**Aim of the task**
I would like you to restate each record word for word.

(Collected data entries)
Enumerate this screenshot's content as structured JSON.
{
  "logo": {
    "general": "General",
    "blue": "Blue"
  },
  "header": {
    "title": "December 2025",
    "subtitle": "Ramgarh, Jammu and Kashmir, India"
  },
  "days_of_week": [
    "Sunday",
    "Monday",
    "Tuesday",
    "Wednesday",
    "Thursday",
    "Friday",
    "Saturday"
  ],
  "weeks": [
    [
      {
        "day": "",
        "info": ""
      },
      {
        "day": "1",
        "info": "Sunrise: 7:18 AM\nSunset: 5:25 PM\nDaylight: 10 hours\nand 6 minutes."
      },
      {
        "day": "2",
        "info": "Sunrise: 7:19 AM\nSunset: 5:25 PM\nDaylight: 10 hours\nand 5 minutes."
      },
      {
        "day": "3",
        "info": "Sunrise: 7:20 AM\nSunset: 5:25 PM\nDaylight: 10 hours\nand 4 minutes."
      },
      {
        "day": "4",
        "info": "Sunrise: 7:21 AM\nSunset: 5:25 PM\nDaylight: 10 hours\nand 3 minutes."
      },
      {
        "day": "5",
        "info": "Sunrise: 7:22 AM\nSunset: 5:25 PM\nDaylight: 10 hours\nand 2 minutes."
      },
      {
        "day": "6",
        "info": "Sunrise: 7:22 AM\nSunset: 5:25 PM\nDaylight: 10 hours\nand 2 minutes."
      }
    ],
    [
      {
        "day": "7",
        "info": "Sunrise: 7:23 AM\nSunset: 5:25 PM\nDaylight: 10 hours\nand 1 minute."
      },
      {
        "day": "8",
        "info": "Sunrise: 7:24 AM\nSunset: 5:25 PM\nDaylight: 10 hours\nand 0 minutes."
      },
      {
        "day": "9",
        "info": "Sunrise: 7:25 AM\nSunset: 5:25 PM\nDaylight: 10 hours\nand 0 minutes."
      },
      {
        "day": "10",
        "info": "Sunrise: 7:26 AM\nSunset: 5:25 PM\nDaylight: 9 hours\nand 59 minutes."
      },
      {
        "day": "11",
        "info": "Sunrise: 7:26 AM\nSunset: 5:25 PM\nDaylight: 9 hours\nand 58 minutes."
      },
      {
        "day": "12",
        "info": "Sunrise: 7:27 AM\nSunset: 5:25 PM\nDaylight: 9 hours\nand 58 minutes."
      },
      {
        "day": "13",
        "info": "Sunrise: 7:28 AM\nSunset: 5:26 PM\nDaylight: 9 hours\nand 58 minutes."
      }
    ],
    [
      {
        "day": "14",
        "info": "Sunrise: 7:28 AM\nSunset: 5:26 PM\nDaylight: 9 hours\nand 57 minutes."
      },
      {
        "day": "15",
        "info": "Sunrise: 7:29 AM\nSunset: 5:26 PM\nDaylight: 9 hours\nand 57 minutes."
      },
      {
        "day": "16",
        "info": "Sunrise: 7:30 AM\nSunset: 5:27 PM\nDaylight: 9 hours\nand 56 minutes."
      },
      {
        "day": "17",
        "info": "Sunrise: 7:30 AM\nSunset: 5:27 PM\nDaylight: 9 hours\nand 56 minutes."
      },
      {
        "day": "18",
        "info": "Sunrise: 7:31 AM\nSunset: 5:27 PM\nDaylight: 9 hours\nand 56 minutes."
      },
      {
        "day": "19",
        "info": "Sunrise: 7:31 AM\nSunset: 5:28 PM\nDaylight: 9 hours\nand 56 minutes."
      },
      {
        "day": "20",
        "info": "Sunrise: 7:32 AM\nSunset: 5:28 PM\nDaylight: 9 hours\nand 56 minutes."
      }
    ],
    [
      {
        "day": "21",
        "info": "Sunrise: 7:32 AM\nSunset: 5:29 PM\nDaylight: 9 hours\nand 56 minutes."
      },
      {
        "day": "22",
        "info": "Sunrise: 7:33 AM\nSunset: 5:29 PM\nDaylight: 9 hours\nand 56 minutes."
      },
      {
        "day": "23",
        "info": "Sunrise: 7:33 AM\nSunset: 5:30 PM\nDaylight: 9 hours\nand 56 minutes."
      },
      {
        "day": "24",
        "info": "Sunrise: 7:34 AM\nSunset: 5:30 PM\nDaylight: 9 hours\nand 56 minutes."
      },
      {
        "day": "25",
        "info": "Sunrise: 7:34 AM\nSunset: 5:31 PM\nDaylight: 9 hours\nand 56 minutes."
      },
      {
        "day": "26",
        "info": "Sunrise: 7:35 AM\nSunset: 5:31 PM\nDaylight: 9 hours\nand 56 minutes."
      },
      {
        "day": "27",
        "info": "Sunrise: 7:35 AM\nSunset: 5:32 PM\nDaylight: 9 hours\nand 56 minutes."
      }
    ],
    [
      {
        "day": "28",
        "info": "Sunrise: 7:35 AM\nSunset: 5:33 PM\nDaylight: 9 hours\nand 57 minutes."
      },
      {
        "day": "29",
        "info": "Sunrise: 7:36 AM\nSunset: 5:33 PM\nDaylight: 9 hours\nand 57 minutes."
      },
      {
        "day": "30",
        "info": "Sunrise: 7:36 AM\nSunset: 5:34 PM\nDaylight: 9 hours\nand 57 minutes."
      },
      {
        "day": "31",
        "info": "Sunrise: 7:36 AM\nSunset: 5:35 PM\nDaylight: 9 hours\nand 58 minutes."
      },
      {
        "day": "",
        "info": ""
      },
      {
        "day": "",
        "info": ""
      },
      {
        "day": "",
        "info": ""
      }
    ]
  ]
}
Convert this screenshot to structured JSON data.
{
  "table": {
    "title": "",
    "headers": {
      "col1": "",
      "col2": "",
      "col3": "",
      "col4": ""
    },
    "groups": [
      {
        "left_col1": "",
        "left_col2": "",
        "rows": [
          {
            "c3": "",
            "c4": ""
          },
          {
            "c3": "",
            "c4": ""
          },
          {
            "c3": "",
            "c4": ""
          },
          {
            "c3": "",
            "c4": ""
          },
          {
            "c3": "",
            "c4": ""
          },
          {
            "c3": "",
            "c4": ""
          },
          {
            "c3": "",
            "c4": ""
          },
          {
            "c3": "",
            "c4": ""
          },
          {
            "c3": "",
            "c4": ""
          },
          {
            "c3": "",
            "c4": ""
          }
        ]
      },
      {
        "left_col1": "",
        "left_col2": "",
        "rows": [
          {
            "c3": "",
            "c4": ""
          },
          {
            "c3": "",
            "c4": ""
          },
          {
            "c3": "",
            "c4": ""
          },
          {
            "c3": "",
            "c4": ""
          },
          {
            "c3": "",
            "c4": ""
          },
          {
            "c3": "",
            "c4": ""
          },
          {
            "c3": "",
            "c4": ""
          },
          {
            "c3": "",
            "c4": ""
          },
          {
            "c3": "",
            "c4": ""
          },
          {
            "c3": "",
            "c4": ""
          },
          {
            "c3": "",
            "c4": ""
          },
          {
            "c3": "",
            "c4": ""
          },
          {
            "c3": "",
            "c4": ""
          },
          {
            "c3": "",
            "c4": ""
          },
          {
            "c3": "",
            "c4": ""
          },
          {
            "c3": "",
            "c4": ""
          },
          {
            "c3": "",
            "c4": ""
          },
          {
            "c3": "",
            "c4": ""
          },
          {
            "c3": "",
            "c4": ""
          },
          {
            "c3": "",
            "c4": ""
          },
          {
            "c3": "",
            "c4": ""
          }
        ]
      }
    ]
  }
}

**Response to the task**
Enumerate this screenshot's content as structured JSON.
{
  "logo": {
    "general": "General",
    "blue": "Blue"
  },
  "header": {
    "title": "December 2025",
    "subtitle": "Ramgarh, Jammu and Kashmir, India"
  },
  "days_of_week": [
    "Sunday",
    "Monday",
    "Tuesday",
    "Wednesday",
    "Thursday",
    "Friday",
    "Saturday"
  ],
  "weeks": [
    [
      {
        "day": "",
        "info": ""
      },
      {
        "day": "1",
        "info": "Sunrise: 7:18 AM\nSunset: 5:25 PM\nDaylight: 10 hours\nand 6 minutes."
      },
      {
        "day": "2",
        "info": "Sunrise: 7:19 AM\nSunset: 5:25 PM\nDaylight: 10 hours\nand 5 minutes."
      },
      {
        "day": "3",
        "info": "Sunrise: 7:20 AM\nSunset: 5:25 PM\nDaylight: 10 hours\nand 4 minutes."
      },
      {
        "day": "4",
        "info": "Sunrise: 7:21 AM\nSunset: 5:25 PM\nDaylight: 10 hours\nand 3 minutes."
      },
      {
        "day": "5",
        "info": "Sunrise: 7:22 AM\nSunset: 5:25 PM\nDaylight: 10 hours\nand 2 minutes."
      },
      {
        "day": "6",
        "info": "Sunrise: 7:22 AM\nSunset: 5:25 PM\nDaylight: 10 hours\nand 2 minutes."
      }
    ],
    [
      {
        "day": "7",
        "info": "Sunrise: 7:23 AM\nSunset: 5:25 PM\nDaylight: 10 hours\nand 1 minute."
      },
      {
        "day": "8",
        "info": "Sunrise: 7:24 AM\nSunset: 5:25 PM\nDaylight: 10 hours\nand 0 minutes."
      },
      {
        "day": "9",
        "info": "Sunrise: 7:25 AM\nSunset: 5:25 PM\nDaylight: 10 hours\nand 0 minutes."
      },
      {
        "day": "10",
        "info": "Sunrise: 7:26 AM\nSunset: 5:25 PM\nDaylight: 9 hours\nand 59 minutes."
      },
      {
        "day": "11",
        "info": "Sunrise: 7:26 AM\nSunset: 5:25 PM\nDaylight: 9 hours\nand 58 minutes."
      },
      {
        "day": "12",
        "info": "Sunrise: 7:27 AM\nSunset: 5:25 PM\nDaylight: 9 hours\nand 58 minutes."
      },
      {
        "day": "13",
        "info": "Sunrise: 7:28 AM\nSunset: 5:26 PM\nDaylight: 9 hours\nand 58 minutes."
      }
    ],
    [
      {
        "day": "14",
        "info": "Sunrise: 7:28 AM\nSunset: 5:26 PM\nDaylight: 9 hours\nand 57 minutes."
      },
      {
        "day": "15",
        "info": "Sunrise: 7:29 AM\nSunset: 5:26 PM\nDaylight: 9 hours\nand 57 minutes."
      },
      {
        "day": "16",
        "info": "Sunrise: 7:30 AM\nSunset: 5:27 PM\nDaylight: 9 hours\nand 56 minutes."
      },
      {
        "day": "17",
        "info": "Sunrise: 7:30 AM\nSunset: 5:27 PM\nDaylight: 9 hours\nand 56 minutes."
      },
      {
        "day": "18",
        "info": "Sunrise: 7:31 AM\nSunset: 5:27 PM\nDaylight: 9 hours\nand 56 minutes."
      },
      {
        "day": "19",
        "info": "Sunrise: 7:31 AM\nSunset: 5:28 PM\nDaylight: 9 hours\nand 56 minutes."
      },
      {
        "day": "20",
        "info": "Sunrise: 7:32 AM\nSunset: 5:28 PM\nDaylight: 9 hours\nand 56 minutes."
      }
    ],
    [
      {
        "day": "21",
        "info": "Sunrise: 7:32 AM\nSunset: 5:29 PM\nDaylight: 9 hours\nand 56 minutes."
      },
      {
        "day": "22",
        "info": "Sunrise: 7:33 AM\nSunset: 5:29 PM\nDaylight: 9 hours\nand 56 minutes."
      },
      {
        "day": "23",
        "info": "Sunrise: 7:33 AM\nSunset: 5:30 PM\nDaylight: 9 hours\nand 56 minutes."
      },
      {
        "day": "24",
        "info": "Sunrise: 7:34 AM\nSunset: 5:30 PM\nDaylight: 9 hours\nand 56 minutes."
      },
      {
        "day": "25",
        "info": "Sunrise: 7:34 AM\nSunset: 5:31 PM\nDaylight: 9 hours\nand 56 minutes."
      },
      {
        "day": "26",
        "info": "Sunrise: 7:35 AM\nSunset: 5:31 PM\nDaylight: 9 hours\nand 56 minutes."
      },
      {
        "day": "27",
        "info": "Sunrise: 7:35 AM\nSunset: 5:32 PM\nDaylight: 9 hours\nand 56 minutes."
      }
    ],
    [
      {
        "day": "28",
        "info": "Sunrise: 7:35 AM\nSunset: 5:33 PM\nDaylight: 9 hours\nand 57 minutes."
      },
      {
        "day": "29",
        "info": "Sunrise: 7:36 AM\nSunset: 5:33 PM\nDaylight: 9 hours\nand 57 minutes."
      },
      {
        "day": "30",
        "info": "Sunrise: 7:36 AM\nSunset: 5:34 PM\nDaylight: 9 hours\nand 57 minutes."
      },
      {
        "day": "31",
        "info": "Sunrise: 7:36 AM\nSunset: 5:35 PM\nDaylight: 9 hours\nand 58 minutes."
      },
      {
        "day": "",
        "info": ""
      },
      {
        "day": "",
        "info": ""
      },
      {
        "day": "",
        "info": ""
      }
    ]
  ]
}
Convert this screenshot to structured JSON data.
{
  "table": {
    "title": "",
    "headers": {
      "col1": "",
      "col2": "",
      "col3": "",
      "col4": ""
    },
    "groups": [
      {
        "left_col1": "",
        "left_col2": "",
        "rows": [
          {
            "c3": "",
            "c4": ""
          },
          {
            "c3": "",
            "c4": ""
          },
          {
            "c3": "",
            "c4": ""
          },
          {
            "c3": "",
            "c4": ""
          },
          {
            "c3": "",
            "c4": ""
          },
          {
            "c3": "",
            "c4": ""
          },
          {
            "c3": "",
            "c4": ""
          },
          {
            "c3": "",
            "c4": ""
          },
          {
            "c3": "",
            "c4": ""
          },
          {
            "c3": "",
            "c4": ""
          }
        ]
      },
      {
        "left_col1": "",
        "left_col2": "",
        "rows": [
          {
            "c3": "",
            "c4": ""
          },
          {
            "c3": "",
            "c4": ""
          },
          {
            "c3": "",
            "c4": ""
          },
          {
            "c3": "",
            "c4": ""
          },
          {
            "c3": "",
            "c4": ""
          },
          {
            "c3": "",
            "c4": ""
          },
          {
            "c3": "",
            "c4": ""
          },
          {
            "c3": "",
            "c4": ""
          },
          {
            "c3": "",
            "c4": ""
          },
          {
            "c3": "",
            "c4": ""
          },
          {
            "c3": "",
            "c4": ""
          },
          {
            "c3": "",
            "c4": ""
          },
          {
            "c3": "",
            "c4": ""
          },
          {
            "c3": "",
            "c4": ""
          },
          {
            "c3": "",
            "c4": ""
          },
          {
            "c3": "",
            "c4": ""
          },
          {
            "c3": "",
            "c4": ""
          },
          {
            "c3": "",
            "c4": ""
          },
          {
            "c3": "",
            "c4": ""
          },
          {
            "c3": "",
            "c4": ""
          },
          {
            "c3": "",
            "c4": ""
          }
        ]
      }
    ]
  }
}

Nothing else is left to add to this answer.